Design changes included upgrading a chain-link fence to a wrought iron fence and eliminating a previously proposed street light at the intersection of Dinky and Highway 174.
Councilmember Suzanne Roberts suggested the change in fencing.
“I didn’t like the fact that (the chain-link fence) looked like concertina wire,” Roberts explained.
The city and California Public Utilities Commission made the decision to remove the light after a final review meeting. The California Public Utilities Commission, not Caltrans, has the regulatory authority to make the ultimate decision about the placement of a light
With the design finalized, the city plans to seek bids for the project in December or January.
Block grant program
Council members officially revised the city’s Community Development Block Grant (CDBG) program to allow more flexibility.
Until recently, funds from the city’s grant Income Reuse Plan – in other words, revenue from previous CDBG projects in the city – could only be used for activities like housing rehabilitation and business lending.
As of April 2010, the city is eligible to petition the program to fund other activities that would benefit Colfax residents.
After receiving approval, the council voted in May to transfer $180,000 from the city’s approximately $291,000 in uncommitted program income to the municipal pool rehabilitation project.
Members of a new ad hoc parks committee presented the group’s research findings to the council.
Originally formed by the Weimar-Applegate-Colfax Municipal Advisory Council, the group has evolved into a citizen committee that aims to increase opportunities for casual recreation like dog parks, picnic grounds and greenways in “the heart of Gold Country,” or the area between Applegate and Gold Run, while also protecting open space from development, explained committee member Nancy Hagman.
“We want to continue to be able to enjoy our quality of life, but more importantly, we want to preserve it for future generations,” Hagman said.

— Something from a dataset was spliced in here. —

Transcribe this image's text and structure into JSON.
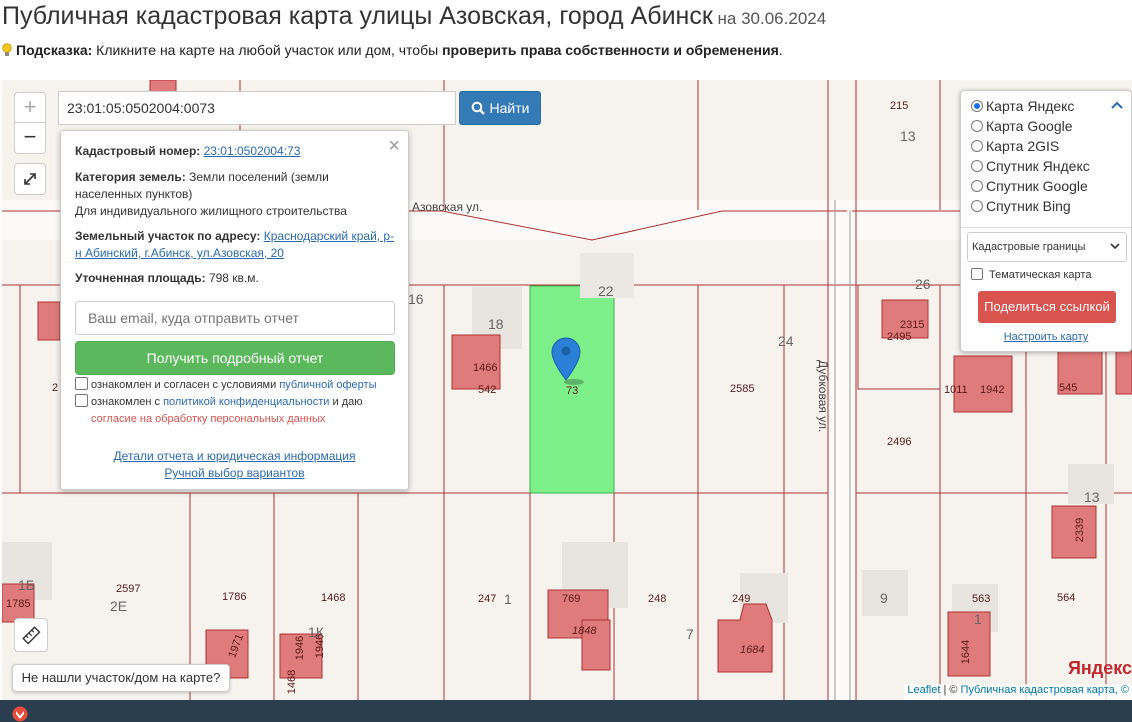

Next up, the group hopes to conduct a parks survey, identifying volunteer, community and nonprofit organizations that could aid its goal, and create relationships with government groups.
Alpine pointed out that the city already adopted a 2006 master plan study that identified parks, but the county has yet to adopt the document, which includes park areas outside city limits.

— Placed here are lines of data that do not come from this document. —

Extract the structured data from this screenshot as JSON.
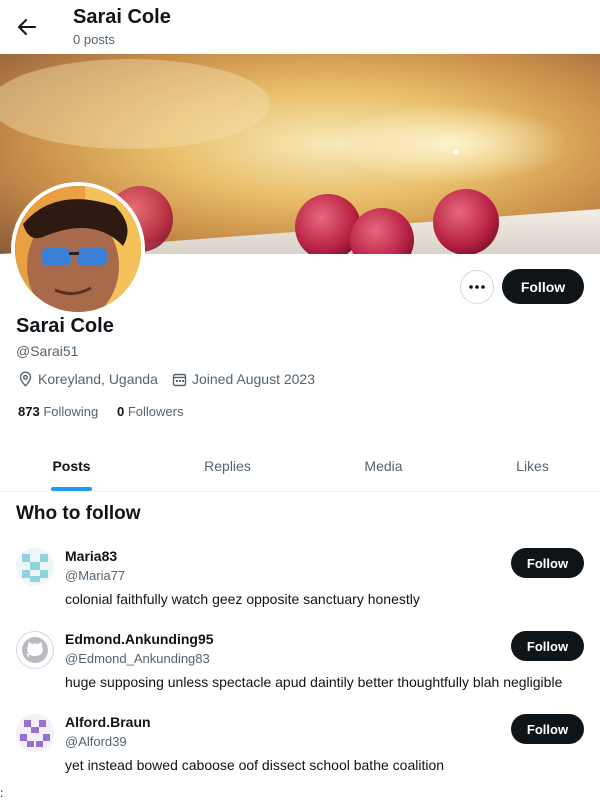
{
  "header": {
    "name": "Sarai Cole",
    "post_count": "0 posts"
  },
  "profile": {
    "name": "Sarai Cole",
    "handle": "@Sarai51",
    "location": "Koreyland, Uganda",
    "joined": "Joined August 2023",
    "following_count": "873",
    "following_label": "Following",
    "followers_count": "0",
    "followers_label": "Followers",
    "follow_label": "Follow"
  },
  "tabs": [
    {
      "label": "Posts",
      "active": true
    },
    {
      "label": "Replies",
      "active": false
    },
    {
      "label": "Media",
      "active": false
    },
    {
      "label": "Likes",
      "active": false
    }
  ],
  "who_to_follow": {
    "title": "Who to follow",
    "suggestions": [
      {
        "name": "Maria83",
        "handle": "@Maria77",
        "bio": "colonial faithfully watch geez opposite sanctuary honestly",
        "follow_label": "Follow"
      },
      {
        "name": "Edmond.Ankunding95",
        "handle": "@Edmond_Ankunding83",
        "bio": "huge supposing unless spectacle apud daintily better thoughtfully blah negligible",
        "follow_label": "Follow"
      },
      {
        "name": "Alford.Braun",
        "handle": "@Alford39",
        "bio": "yet instead bowed caboose oof dissect school bathe coalition",
        "follow_label": "Follow"
      }
    ]
  },
  "stray_char": ":",
  "colors": {
    "accent": "#1d9bf0",
    "text": "#0f1419",
    "secondary": "#536471"
  },
  "icons": [
    "back-arrow-icon",
    "more-icon",
    "location-icon",
    "calendar-icon"
  ]
}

If approved, findings from the parks committee could be used to update the study.
Council members recommended that the group address how maintenance would be funded after the parks are built, and whether citizens would be willing to pay an assessment fee.

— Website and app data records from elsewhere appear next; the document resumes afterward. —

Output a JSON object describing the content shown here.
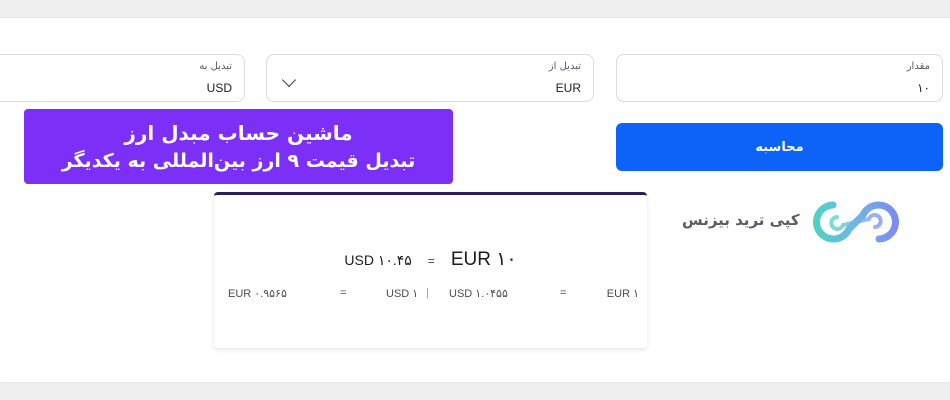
{
  "form": {
    "amount": {
      "label": "مقدار",
      "value": "۱۰"
    },
    "from": {
      "label": "تبدیل از",
      "value": "EUR"
    },
    "to": {
      "label": "تبدیل به",
      "value": "USD"
    },
    "calculate_label": "محاسبه"
  },
  "banner": {
    "line1": "ماشین حساب مبدل ارز",
    "line2": "تبدیل قیمت ۹ ارز بین‌المللی به یکدیگر",
    "color": "#7b2ff7"
  },
  "result": {
    "from_amount": "EUR ۱۰",
    "equals": "=",
    "to_amount": "USD ۱۰.۴۵",
    "rate_left": {
      "from": "EUR ۱",
      "equals": "=",
      "to": "USD ۱.۰۴۵۵"
    },
    "rate_right": {
      "from": "USD ۱",
      "equals": "=",
      "to": "EUR ۰.۹۵۶۵"
    },
    "separator": "|"
  },
  "brand": {
    "name": "کپی ترید بیزنس",
    "logo_icon": "infinity-logo-icon"
  },
  "colors": {
    "primary_button": "#0d63f8",
    "card_top_border": "#2a1f57"
  }
}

“I think it’s a good start and I’m glad this group has picked up the ball,” Alpine said. “I agree (park space) is a cornerstone of economic development. People decide to locate a business here or move here for a certain type of lifestyle – an active, foothills lifestyle.”
In other action:
· Placer County Sheriff’s Lt. Troy Minton-Sander was honored for his work at the Colfax substation. Minton-Sander is leaving Colfax after a promotion from sergeant to lieutenant.
· The council also recognized the Colfax Area Historical Society for contributions to Colfax, including its role in increasing tourism.
“There have been 30,000 people to come through the museum. That’s 30,000 people who have visited downtown Colfax since (the museum) opened,” said Mayor Josh Alpine.